Statement in Solidarity with Sex Workers Targeted by the FOSTA/SESTA Bills
Bills recently passed by the US Congress—the “Fight Online Sex Trafficking Act” (FOSTA) in the House and the “Stop Enabling Sex Traffickers Act” (SESTA) in the Senate—are a dangerous enactment of patriarchy to drive sex workers into the shadows and prevent them from organizing to improve their working conditions. These Orwellian-named bills represent a continuation of a dangerous authoritarian slide in the United States. As usual, the state has decided to “fix” a problem by targeting a vulnerable population, in this case sex workers.
Conflating human trafficking with consensual sex work is factually incorrect and an insult to sex workers who choose sex work. This is a cynical use of the issue of human trafficking to moralize about how individuals use their bodies to make a living and does little to stop actual human trafficking.
As socialists, we believe that workers must have the power and resources they need to organize and protect themselves. This bill strips sex workers of that power and those resources.
As feminists, we support the rights of all people to have control of their own bodies and sexuality, and we oppose the control over and coercion of physical bodies that patriarchy has historically imposed upon women and queer people in particular. This bill strips sex workers of all genders and identities of tools they need to exert control over their bodies and sexuality.
The services targeted for elimination by these bills have significantly improved safety for sex workers, and have a huge impact on patriarchal violence overall. One study found that Craigslist Erotic Services—a section which has already disappeared—reduced the female homicide rate by 17.4%. Under decriminalization in Rhode Island from 2003 to 2009, gonorrhea went down 40% and rape went down 30% in the state. Contrary to their stated intent, these bills will increase the dangers women face from patriarchal violence by eliminating services that allow sex workers, a vulnerable population of predominantly women, to protect themselves. These bills are an expression of patriarchy, which opposes women taking responsibility for their own bodies, their own safety, and their own livelihoods. We reject patriarchy categorically, and we support sex workers’ rights to choose sex work without shame or judgment.
FOSTA/SESTA also does severe damage to freedom of speech and expression online. This bill will induce websites and ISPs to further monitor and censor their users to protect themselves from government reprisal under this law. This censorship will certainly apply to sex workers, but may also be applied to activists who post information to provide sex workers with resources on how to organize, receive healthcare, or share information about predatory clients. The monitoring that this censorship will require poses a threat to all internet users and is likely to chill speech on the internet across the board. As libertarian socialists, we believe freedom in general and freedom of expression in particular are foundational to any society we’d want to bring into being, and thus oppose this heinous attack on Internet freedom.

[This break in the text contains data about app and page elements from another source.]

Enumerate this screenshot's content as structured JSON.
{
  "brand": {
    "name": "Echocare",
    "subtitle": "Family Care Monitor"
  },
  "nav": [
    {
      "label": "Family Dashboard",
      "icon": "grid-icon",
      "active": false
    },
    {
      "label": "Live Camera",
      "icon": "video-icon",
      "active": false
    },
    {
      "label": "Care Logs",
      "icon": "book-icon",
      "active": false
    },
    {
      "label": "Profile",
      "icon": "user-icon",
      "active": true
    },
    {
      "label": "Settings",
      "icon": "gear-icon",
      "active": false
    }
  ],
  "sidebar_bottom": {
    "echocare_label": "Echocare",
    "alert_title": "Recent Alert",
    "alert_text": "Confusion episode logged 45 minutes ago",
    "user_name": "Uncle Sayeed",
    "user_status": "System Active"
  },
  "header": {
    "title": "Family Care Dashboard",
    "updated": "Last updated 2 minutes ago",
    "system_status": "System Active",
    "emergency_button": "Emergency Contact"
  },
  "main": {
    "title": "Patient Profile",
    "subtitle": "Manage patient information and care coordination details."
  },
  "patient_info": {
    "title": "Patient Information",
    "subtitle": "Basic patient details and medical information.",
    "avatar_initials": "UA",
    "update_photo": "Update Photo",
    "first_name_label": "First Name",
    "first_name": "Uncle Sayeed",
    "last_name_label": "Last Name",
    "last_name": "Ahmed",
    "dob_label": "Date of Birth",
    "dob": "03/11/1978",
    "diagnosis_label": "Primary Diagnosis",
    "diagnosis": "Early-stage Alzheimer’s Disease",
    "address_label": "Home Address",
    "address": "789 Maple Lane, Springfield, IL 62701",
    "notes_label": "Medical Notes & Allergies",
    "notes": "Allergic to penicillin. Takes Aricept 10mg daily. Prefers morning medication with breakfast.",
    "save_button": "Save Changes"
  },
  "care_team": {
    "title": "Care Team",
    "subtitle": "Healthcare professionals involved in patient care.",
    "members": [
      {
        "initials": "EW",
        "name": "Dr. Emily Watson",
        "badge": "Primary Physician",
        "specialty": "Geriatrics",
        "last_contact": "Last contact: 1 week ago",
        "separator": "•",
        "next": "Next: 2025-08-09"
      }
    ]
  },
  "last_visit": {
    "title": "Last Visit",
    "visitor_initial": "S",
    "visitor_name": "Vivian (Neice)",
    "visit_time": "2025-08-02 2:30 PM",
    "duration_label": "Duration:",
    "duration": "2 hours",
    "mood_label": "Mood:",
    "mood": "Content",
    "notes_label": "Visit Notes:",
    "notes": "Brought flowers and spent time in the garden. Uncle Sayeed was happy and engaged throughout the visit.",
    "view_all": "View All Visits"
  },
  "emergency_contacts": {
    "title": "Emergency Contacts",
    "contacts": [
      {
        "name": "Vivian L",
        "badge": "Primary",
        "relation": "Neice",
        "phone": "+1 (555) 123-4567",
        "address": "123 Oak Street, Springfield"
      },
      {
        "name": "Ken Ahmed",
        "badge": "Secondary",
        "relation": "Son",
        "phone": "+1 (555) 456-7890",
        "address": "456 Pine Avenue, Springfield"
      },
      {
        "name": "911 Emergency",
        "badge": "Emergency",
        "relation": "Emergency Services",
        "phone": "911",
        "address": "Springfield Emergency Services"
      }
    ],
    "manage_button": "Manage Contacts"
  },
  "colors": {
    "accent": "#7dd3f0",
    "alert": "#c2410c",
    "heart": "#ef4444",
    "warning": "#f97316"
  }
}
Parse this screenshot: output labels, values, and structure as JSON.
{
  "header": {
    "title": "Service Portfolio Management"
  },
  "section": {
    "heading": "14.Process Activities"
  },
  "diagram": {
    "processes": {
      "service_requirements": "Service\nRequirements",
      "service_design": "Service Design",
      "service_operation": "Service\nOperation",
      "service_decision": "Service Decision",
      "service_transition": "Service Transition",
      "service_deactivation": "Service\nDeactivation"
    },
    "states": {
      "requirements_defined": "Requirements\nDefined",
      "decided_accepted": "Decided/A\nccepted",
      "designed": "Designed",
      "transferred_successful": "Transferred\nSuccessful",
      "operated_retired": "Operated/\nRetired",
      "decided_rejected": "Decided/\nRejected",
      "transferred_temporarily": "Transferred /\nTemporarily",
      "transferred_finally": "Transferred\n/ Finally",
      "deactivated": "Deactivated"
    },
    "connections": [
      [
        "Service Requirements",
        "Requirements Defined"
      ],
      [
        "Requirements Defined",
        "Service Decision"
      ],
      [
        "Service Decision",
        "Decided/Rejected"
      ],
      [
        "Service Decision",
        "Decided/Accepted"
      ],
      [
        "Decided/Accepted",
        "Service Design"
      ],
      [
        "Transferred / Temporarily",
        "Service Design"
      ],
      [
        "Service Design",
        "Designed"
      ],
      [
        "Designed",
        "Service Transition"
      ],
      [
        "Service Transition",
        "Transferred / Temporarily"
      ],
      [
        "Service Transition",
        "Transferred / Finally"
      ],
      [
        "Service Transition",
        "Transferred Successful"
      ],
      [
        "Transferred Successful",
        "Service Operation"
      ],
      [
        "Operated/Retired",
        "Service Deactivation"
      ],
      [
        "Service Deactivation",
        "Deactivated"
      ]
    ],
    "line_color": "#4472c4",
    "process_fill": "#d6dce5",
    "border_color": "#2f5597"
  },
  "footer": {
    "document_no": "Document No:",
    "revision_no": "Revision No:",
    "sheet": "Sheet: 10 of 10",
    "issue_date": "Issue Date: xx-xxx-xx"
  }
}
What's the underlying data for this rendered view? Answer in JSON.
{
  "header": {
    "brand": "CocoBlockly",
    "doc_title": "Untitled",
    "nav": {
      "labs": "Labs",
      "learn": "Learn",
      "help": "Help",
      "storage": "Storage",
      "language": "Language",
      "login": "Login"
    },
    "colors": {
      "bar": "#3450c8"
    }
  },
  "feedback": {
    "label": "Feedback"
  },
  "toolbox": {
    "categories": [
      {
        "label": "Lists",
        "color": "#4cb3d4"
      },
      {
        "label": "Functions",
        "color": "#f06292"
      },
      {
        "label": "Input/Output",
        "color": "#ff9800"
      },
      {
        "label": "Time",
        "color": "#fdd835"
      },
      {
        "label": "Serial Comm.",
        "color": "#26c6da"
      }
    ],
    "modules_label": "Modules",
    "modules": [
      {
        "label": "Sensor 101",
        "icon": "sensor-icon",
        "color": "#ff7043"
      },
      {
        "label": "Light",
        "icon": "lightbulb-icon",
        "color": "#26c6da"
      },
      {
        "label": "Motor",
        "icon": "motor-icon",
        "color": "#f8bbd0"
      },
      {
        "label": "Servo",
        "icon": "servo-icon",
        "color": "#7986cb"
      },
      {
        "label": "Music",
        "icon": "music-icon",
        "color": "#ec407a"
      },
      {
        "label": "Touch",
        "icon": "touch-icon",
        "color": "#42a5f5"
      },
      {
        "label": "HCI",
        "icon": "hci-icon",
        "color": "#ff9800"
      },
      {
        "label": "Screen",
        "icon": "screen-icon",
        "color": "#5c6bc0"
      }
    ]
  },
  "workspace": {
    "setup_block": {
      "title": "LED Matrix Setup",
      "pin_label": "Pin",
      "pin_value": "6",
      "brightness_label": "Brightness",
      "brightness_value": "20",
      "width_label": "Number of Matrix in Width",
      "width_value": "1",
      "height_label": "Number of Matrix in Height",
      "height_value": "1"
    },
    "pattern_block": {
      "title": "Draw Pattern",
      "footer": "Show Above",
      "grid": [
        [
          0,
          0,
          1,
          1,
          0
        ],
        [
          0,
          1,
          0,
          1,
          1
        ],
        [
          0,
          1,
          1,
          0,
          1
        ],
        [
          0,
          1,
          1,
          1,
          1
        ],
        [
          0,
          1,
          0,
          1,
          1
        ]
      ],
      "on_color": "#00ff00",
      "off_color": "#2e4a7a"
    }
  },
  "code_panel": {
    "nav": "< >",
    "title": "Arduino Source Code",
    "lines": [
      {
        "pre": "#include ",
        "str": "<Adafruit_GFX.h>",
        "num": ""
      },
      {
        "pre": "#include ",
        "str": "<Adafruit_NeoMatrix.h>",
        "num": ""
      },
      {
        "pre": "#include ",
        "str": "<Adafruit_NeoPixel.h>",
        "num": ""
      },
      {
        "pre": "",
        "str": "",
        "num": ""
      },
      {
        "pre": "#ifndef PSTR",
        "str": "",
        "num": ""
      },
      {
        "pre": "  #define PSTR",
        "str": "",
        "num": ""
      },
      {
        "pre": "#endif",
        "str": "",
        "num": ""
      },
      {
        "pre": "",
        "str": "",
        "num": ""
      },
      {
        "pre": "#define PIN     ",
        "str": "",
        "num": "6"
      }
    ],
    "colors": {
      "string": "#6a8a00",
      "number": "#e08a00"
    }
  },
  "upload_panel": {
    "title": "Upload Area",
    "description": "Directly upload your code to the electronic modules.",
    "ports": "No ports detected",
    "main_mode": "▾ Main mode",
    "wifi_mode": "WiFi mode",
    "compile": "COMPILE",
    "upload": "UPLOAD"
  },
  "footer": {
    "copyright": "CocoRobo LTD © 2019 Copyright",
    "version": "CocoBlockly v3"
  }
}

We stand in solidarity with sex workers targeted by the FOSTA/SESTA bills. These bills are a craven act of patriarchal state violence aimed at taking away resources used by sex workers to screen clients for their own safety and make a living under capitalism. Our vision of socialism is of a society which makes sex work as safe as wage labor can be until wage labor is abolished, and which categorically rejects patriarchal viewpoints that cast shame or judgement on such work. We recognize that struggles against capitalism and patriarchy are interwoven and cannot be separated from each other or from other struggles against coercive hierarchies.